> What you need to do
Where a line holds the word "Swell", copy that line from the data below.

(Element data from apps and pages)
# # # #
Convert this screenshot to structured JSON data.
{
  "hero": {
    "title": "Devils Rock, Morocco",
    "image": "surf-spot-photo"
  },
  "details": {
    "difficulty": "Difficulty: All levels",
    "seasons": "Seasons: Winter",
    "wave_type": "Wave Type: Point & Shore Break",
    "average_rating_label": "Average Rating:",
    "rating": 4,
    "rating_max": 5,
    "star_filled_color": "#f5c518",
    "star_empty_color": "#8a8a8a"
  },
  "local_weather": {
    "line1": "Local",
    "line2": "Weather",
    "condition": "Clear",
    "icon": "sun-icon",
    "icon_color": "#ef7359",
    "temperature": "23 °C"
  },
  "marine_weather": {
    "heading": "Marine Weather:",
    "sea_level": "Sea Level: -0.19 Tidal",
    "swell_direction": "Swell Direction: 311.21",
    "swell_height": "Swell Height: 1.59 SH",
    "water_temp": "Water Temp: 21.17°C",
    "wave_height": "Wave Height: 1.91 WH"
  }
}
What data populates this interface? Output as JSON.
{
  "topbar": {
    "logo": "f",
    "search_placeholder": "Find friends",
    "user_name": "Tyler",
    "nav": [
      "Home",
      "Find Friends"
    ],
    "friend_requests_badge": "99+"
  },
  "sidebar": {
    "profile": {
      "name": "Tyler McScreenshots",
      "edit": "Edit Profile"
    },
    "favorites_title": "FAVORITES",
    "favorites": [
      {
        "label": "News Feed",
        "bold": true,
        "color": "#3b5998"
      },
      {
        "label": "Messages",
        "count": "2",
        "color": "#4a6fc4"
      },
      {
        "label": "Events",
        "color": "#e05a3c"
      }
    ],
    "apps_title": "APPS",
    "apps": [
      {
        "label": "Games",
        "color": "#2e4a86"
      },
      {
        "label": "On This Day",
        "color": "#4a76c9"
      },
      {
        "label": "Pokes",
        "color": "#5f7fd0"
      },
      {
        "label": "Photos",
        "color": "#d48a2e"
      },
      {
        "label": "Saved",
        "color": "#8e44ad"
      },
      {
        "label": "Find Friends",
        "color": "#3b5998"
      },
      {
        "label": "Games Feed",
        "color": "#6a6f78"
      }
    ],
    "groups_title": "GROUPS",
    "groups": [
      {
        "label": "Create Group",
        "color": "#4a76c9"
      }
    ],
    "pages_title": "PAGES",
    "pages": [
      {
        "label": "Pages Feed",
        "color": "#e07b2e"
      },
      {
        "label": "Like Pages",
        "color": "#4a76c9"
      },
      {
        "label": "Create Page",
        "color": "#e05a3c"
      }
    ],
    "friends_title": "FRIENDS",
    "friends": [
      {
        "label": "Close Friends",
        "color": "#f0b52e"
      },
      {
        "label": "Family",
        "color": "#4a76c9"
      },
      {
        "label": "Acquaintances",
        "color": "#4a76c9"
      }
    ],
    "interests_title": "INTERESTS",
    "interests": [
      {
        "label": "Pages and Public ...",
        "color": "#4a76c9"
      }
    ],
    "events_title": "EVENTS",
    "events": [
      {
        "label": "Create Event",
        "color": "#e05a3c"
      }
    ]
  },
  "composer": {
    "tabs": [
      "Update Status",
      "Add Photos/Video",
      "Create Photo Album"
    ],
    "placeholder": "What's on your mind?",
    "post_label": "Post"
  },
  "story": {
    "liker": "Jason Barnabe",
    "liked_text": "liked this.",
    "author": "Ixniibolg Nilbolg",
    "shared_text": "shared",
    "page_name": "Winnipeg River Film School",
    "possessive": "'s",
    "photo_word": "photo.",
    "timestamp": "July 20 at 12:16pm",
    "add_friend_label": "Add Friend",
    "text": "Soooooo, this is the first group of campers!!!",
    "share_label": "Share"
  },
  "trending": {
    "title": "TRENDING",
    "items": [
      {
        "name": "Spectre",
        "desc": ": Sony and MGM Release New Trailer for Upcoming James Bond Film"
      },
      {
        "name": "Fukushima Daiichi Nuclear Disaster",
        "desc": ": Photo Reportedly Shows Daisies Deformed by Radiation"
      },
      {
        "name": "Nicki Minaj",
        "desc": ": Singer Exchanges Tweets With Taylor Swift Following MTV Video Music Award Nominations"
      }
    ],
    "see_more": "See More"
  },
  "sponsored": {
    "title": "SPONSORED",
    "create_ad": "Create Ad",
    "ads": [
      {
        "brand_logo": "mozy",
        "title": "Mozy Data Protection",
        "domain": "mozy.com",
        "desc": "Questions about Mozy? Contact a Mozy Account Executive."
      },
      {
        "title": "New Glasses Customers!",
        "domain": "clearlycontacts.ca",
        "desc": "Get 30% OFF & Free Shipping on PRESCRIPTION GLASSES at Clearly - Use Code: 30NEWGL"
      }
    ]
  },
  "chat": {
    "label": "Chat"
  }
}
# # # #
> Answer space
    "swell_direction": "Swell Direction: 311.21",
    "swell_height": "Swell Height: 1.59 SH",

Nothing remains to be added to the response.